White House officials said Tuesday they were attempting to inventory the nation's supply of mobile hospital units and potentially pulling in the Defense Department to build more as concerns grow over whether hospitals can handle a surge in capacity, particularly in California, New York and Washington.
"The President has tasked us to evaluate, make available and to consider every request from governors for either field hospitals, expanding facilities or the Army Corps of Engineers that could retrofit existing buildings," Vice President Mike Pence said Tuesday during a press briefing.
New York Gov. Andrew Cuomo has been urging the federal government to enlist the Army Corps to work with states to build temporary medical facilities, and said Monday it "makes all the sense in the world," pointing to the experiences in Italy and China that overwhelmed hospitals.
Hospital business models are not designed for unused capacity, Cuomo added, "they don't build capacity that they don't need."
The U.S. has a total of 5,198 hospitals, which includes academic medical centers, and about 792,000 beds. That includes 65,000 ICU beds, according to data the American Hospital Association provided Healthcare Dive.
Comparing other nations, the U.S. has about 2.8 hospital beds per 1,000 residents compared to China's 4.3 and Italy's 3.2, according to the Organisation for Economic Co-operation and Development.
President Donald Trump's administration seems to be readying to build temporary sites in concert with the Department of Defense. Trump said they're looking at different sites at a few different locations.
"We think we can have quite a few units up very rapidly," Trump said Tuesday, pledging to work with Democrats Cuomo and California Gov. Gavin Newsom.
The American Hospital Association has not addressed use of the Army Corps of Engineers, but it did advocate for federal support to "construct or retrofit separate areas to screen and treat large numbers of persons with suspected COVID-19 infections. This includes construction of isolation facilities in or around hospital emergency departments to assess potentially large numbers of persons under investigation for COVID-19 infection," according to a letter AHA, along with the American Medical Association and American Nurses Association, sent to Congressional leaders Monday.
Department of Defense Secretary Mark Esper said Tuesday the department will make available to HHS up to 5 million N95 masks and 2,000 deployable ventilators, although those require special training to use properly.
"In my conversations with governors and members of Congress about DOD's resources, I've made it clear that we will continue to support the administration's comprehensive efforts and the country every step of the way," he said.
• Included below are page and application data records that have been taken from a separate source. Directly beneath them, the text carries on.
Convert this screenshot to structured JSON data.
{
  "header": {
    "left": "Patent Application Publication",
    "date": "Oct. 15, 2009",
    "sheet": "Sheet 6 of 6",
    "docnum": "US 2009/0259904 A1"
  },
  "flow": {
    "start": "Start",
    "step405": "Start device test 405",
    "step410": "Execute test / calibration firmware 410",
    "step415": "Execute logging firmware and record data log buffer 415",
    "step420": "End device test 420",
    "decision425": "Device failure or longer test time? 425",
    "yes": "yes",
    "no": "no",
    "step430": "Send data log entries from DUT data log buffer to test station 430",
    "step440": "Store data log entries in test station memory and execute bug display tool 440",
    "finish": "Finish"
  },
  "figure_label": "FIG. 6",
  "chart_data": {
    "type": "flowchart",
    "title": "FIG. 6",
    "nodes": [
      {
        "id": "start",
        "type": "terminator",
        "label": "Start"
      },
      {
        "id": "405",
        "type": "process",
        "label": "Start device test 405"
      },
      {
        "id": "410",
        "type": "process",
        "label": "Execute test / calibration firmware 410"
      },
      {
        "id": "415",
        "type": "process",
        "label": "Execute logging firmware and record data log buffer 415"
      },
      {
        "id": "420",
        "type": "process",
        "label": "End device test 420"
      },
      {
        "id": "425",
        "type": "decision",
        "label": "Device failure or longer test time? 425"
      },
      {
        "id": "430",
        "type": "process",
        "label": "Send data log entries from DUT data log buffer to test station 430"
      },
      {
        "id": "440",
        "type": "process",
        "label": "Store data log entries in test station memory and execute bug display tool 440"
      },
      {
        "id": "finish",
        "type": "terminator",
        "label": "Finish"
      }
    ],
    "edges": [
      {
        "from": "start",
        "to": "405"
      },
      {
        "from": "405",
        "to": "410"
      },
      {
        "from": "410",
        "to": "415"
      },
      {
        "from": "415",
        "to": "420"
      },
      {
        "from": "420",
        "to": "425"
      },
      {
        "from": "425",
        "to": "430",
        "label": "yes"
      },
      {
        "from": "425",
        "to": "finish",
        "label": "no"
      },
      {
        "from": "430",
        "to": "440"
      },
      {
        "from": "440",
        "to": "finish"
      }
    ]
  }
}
Mobile hospital units have been used across the country in the wake of other national emergencies.
A 60-bed mobile hospital was built in a matter of days after a hospital in Joplin, Missouri, took a direct hit from an F-5 tornado in 2011, killing five patients and one visitor. Six days after the hospital was hit the mobile hospital was up and running with all the capabilities of the medical center before it, including operating rooms, cath labs, and MRIs.
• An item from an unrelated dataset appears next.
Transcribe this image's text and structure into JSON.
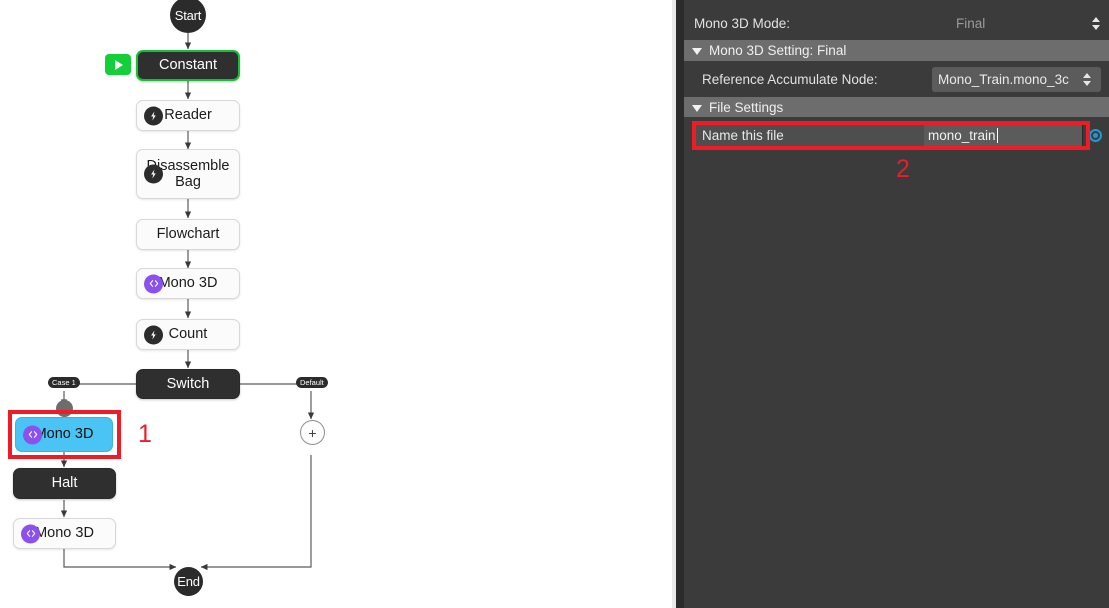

Carolinas Healthcare System has deployed its own mobile facility following disasters, including Hurricane Katrina and more recently Hurricane Matthew, that helped ease hospital burden. The mobile unit, housed on a tractor-trailer, can tend to complicated cases and even has an operating suite, according to North Carolina Health News.
Former California Gov. Arnold Schwarzenegger spent $172 million in 2006 on emergency medical preparedness for a disaster or pandemic that would overwhelm hospitals. The state acquired three 200-bed portable hospitals that could be erected in less than three days, according to previous reporting from the Sacramento Bee.
It's unclear what became of those mobile hospitals, which were stored in warehouses. They were on the chopping block in 2012 when the state was facing budget cuts following the recession. The hospitals were never deployed, according to reporting in 2012 from the Sacramento Bee.
Hospitals across the country are augmenting their campuses to respond to the growing threat of the novel coronavirus. Some have erected tents outside their facilities to help treat and triage patients suspected of having COVID-19, while others have implemented drive through testing sites.
Holy Cross Hospital in Silver Spring, Maryland, is using a tent outside its facility to test and treat patients with COVID-19. It's a way to add capacity and not overrun the current hospital.
Rush Medical Center in Chicago opened a similar tent inside its emergency room, providing an extra defense from the virus spreading as they test patients suspected of having the virus.
Mercy in suburban St. Louis started drive-through testing for COVID-19 on Saturday. Nurses were able to swab 52 patients on Saturday and 31 on Sunday.
"The idea is part of the whole social distancing. If we send people to the drive thru site we keep them out of doctors offices, hospitals and urgent cares," a spokesman for Mercy told Healthcare Dive.